[What you will do]
Restate the listing below word for word; no pictures belong in the copy.

* * *

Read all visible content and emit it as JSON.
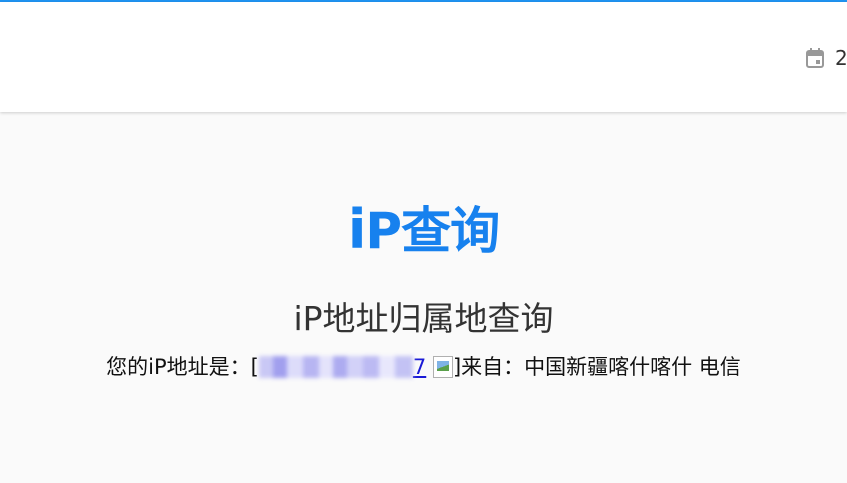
{
  "header": {
    "date_text": "2",
    "calendar_icon": "calendar-icon"
  },
  "main": {
    "logo": {
      "i": "i",
      "rest": "P查询"
    },
    "subtitle": "iP地址归属地查询",
    "info": {
      "prefix": "您的iP地址是：[",
      "ip_suffix": "7",
      "after_image": "]来自：中国新疆喀什喀什 电信"
    }
  },
  "colors": {
    "accent_line": "#1f93f2",
    "logo": "#1781ee",
    "link": "#1a1ad6"
  }
}
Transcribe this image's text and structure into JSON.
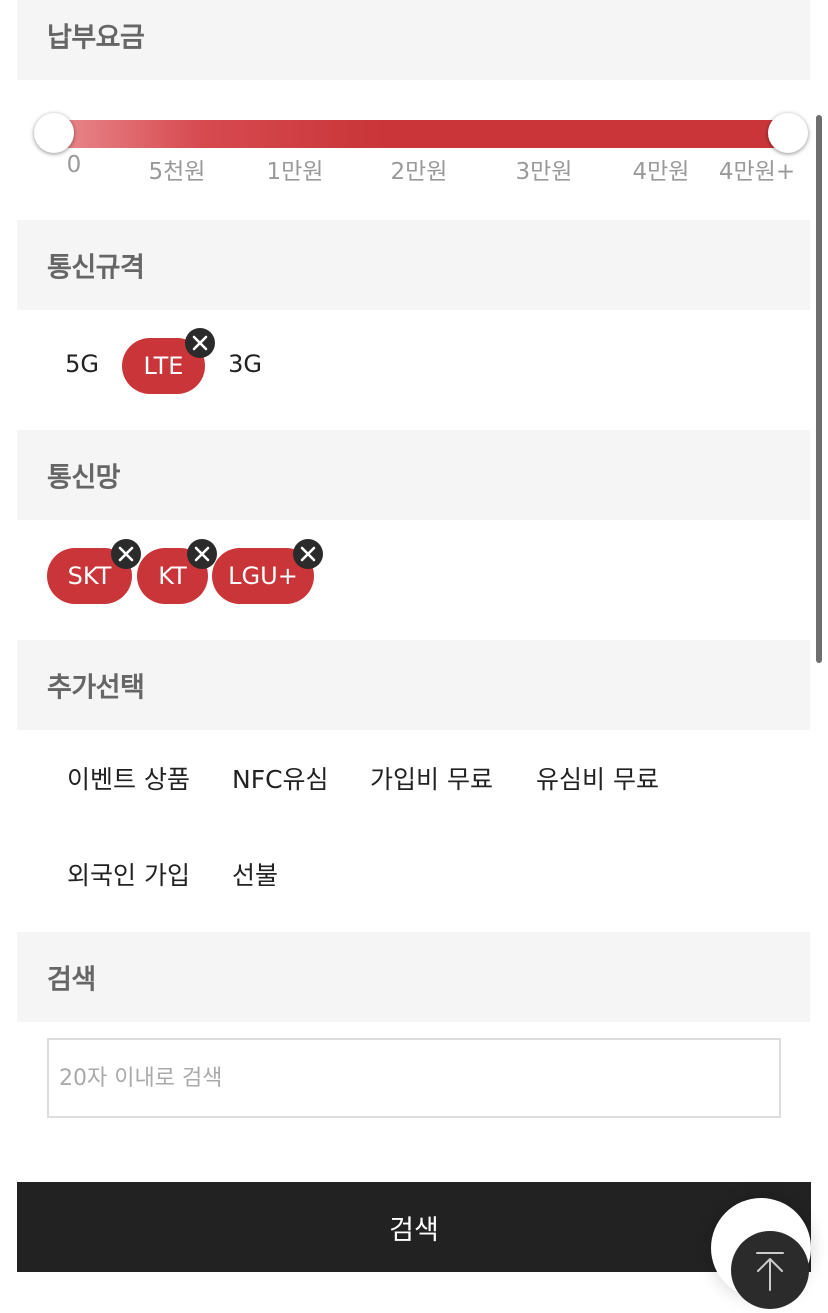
{
  "sections": {
    "fee": {
      "title": "납부요금"
    },
    "network_standard": {
      "title": "통신규격"
    },
    "carrier": {
      "title": "통신망"
    },
    "extras": {
      "title": "추가선택"
    },
    "search": {
      "title": "검색"
    }
  },
  "fee_slider": {
    "ticks": [
      "0",
      "5천원",
      "1만원",
      "2만원",
      "3만원",
      "4만원",
      "4만원+"
    ],
    "selected_min": "0",
    "selected_max": "4만원+",
    "track_color": "#c93538"
  },
  "network_standard_options": [
    {
      "label": "5G",
      "selected": false
    },
    {
      "label": "LTE",
      "selected": true
    },
    {
      "label": "3G",
      "selected": false
    }
  ],
  "carrier_options": [
    {
      "label": "SKT",
      "selected": true
    },
    {
      "label": "KT",
      "selected": true
    },
    {
      "label": "LGU+",
      "selected": true
    }
  ],
  "extra_options": [
    {
      "label": "이벤트 상품",
      "selected": false
    },
    {
      "label": "NFC유심",
      "selected": false
    },
    {
      "label": "가입비 무료",
      "selected": false
    },
    {
      "label": "유심비 무료",
      "selected": false
    },
    {
      "label": "외국인 가입",
      "selected": false
    },
    {
      "label": "선불",
      "selected": false
    }
  ],
  "search_box": {
    "placeholder": "20자 이내로 검색",
    "value": ""
  },
  "search_button": {
    "label": "검색"
  },
  "icons": {
    "remove": "close-circle-icon",
    "scroll_top": "arrow-up-icon"
  },
  "colors": {
    "accent": "#c93538",
    "section_bg": "#f5f5f5",
    "button_bg": "#222222"
  }
}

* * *

[Exercise output]
Read all visible content and emit it as JSON.
{
  "header": {
    "date_text": "2",
    "calendar_icon": "calendar-icon"
  },
  "main": {
    "logo": {
      "i": "i",
      "rest": "P查询"
    },
    "subtitle": "iP地址归属地查询",
    "info": {
      "prefix": "您的iP地址是：[",
      "ip_suffix": "7",
      "after_image": "]来自：中国新疆喀什喀什 电信"
    }
  },
  "colors": {
    "accent_line": "#1f93f2",
    "logo": "#1781ee",
    "link": "#1a1ad6"
  }
}
Transcribe this image's text and structure into JSON.
{
  "sections": {
    "fee": {
      "title": "납부요금"
    },
    "network_standard": {
      "title": "통신규격"
    },
    "carrier": {
      "title": "통신망"
    },
    "extras": {
      "title": "추가선택"
    },
    "search": {
      "title": "검색"
    }
  },
  "fee_slider": {
    "ticks": [
      "0",
      "5천원",
      "1만원",
      "2만원",
      "3만원",
      "4만원",
      "4만원+"
    ],
    "selected_min": "0",
    "selected_max": "4만원+",
    "track_color": "#c93538"
  },
  "network_standard_options": [
    {
      "label": "5G",
      "selected": false
    },
    {
      "label": "LTE",
      "selected": true
    },
    {
      "label": "3G",
      "selected": false
    }
  ],
  "carrier_options": [
    {
      "label": "SKT",
      "selected": true
    },
    {
      "label": "KT",
      "selected": true
    },
    {
      "label": "LGU+",
      "selected": true
    }
  ],
  "extra_options": [
    {
      "label": "이벤트 상품",
      "selected": false
    },
    {
      "label": "NFC유심",
      "selected": false
    },
    {
      "label": "가입비 무료",
      "selected": false
    },
    {
      "label": "유심비 무료",
      "selected": false
    },
    {
      "label": "외국인 가입",
      "selected": false
    },
    {
      "label": "선불",
      "selected": false
    }
  ],
  "search_box": {
    "placeholder": "20자 이내로 검색",
    "value": ""
  },
  "search_button": {
    "label": "검색"
  },
  "icons": {
    "remove": "close-circle-icon",
    "scroll_top": "arrow-up-icon"
  },
  "colors": {
    "accent": "#c93538",
    "section_bg": "#f5f5f5",
    "button_bg": "#222222"
  }
}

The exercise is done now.